*Directions for this task:*
Line by line, print the records exactly as they are, dropping the pictures.

*Given data:*
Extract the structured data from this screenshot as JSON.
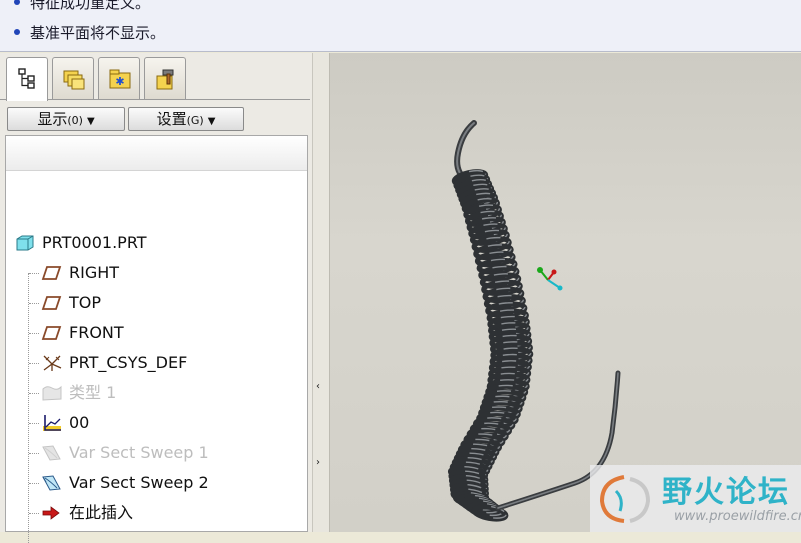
{
  "messages": [
    "特征成功重定义。",
    "基准平面将不显示。"
  ],
  "toolbar": {
    "show_label": "显示",
    "show_shortcut": "(0)",
    "settings_label": "设置",
    "settings_shortcut": "(G)"
  },
  "tabs": [
    {
      "name": "model-tree",
      "icon": "model-tree-icon",
      "active": true
    },
    {
      "name": "folder-browser",
      "icon": "folder-browser-icon",
      "active": false
    },
    {
      "name": "favorites",
      "icon": "favorites-icon",
      "active": false
    },
    {
      "name": "tools",
      "icon": "tools-icon",
      "active": false
    }
  ],
  "tree": {
    "root": "PRT0001.PRT",
    "items": [
      {
        "label": "RIGHT",
        "icon": "datum-plane-icon",
        "suppressed": false
      },
      {
        "label": "TOP",
        "icon": "datum-plane-icon",
        "suppressed": false
      },
      {
        "label": "FRONT",
        "icon": "datum-plane-icon",
        "suppressed": false
      },
      {
        "label": "PRT_CSYS_DEF",
        "icon": "csys-icon",
        "suppressed": false
      },
      {
        "label": "类型 1",
        "icon": "surface-icon",
        "suppressed": true
      },
      {
        "label": "00",
        "icon": "datum-graph-icon",
        "suppressed": false
      },
      {
        "label": "Var Sect Sweep 1",
        "icon": "sweep-icon",
        "suppressed": true
      },
      {
        "label": "Var Sect Sweep 2",
        "icon": "sweep-icon",
        "suppressed": false
      },
      {
        "label": "在此插入",
        "icon": "insert-here-icon",
        "suppressed": false
      }
    ]
  },
  "splitter": {
    "collapse_arrow": "‹",
    "expand_arrow": "›"
  },
  "watermark": {
    "title": "野火论坛",
    "url": "www.proewildfire.cn"
  }
}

*Output below:*
Extract the structured data from this screenshot as JSON.
{
  "messages": [
    "特征成功重定义。",
    "基准平面将不显示。"
  ],
  "toolbar": {
    "show_label": "显示",
    "show_shortcut": "(0)",
    "settings_label": "设置",
    "settings_shortcut": "(G)"
  },
  "tabs": [
    {
      "name": "model-tree",
      "icon": "model-tree-icon",
      "active": true
    },
    {
      "name": "folder-browser",
      "icon": "folder-browser-icon",
      "active": false
    },
    {
      "name": "favorites",
      "icon": "favorites-icon",
      "active": false
    },
    {
      "name": "tools",
      "icon": "tools-icon",
      "active": false
    }
  ],
  "tree": {
    "root": "PRT0001.PRT",
    "items": [
      {
        "label": "RIGHT",
        "icon": "datum-plane-icon",
        "suppressed": false
      },
      {
        "label": "TOP",
        "icon": "datum-plane-icon",
        "suppressed": false
      },
      {
        "label": "FRONT",
        "icon": "datum-plane-icon",
        "suppressed": false
      },
      {
        "label": "PRT_CSYS_DEF",
        "icon": "csys-icon",
        "suppressed": false
      },
      {
        "label": "类型 1",
        "icon": "surface-icon",
        "suppressed": true
      },
      {
        "label": "00",
        "icon": "datum-graph-icon",
        "suppressed": false
      },
      {
        "label": "Var Sect Sweep 1",
        "icon": "sweep-icon",
        "suppressed": true
      },
      {
        "label": "Var Sect Sweep 2",
        "icon": "sweep-icon",
        "suppressed": false
      },
      {
        "label": "在此插入",
        "icon": "insert-here-icon",
        "suppressed": false
      }
    ]
  },
  "splitter": {
    "collapse_arrow": "‹",
    "expand_arrow": "›"
  },
  "watermark": {
    "title": "野火论坛",
    "url": "www.proewildfire.cn"
  }
}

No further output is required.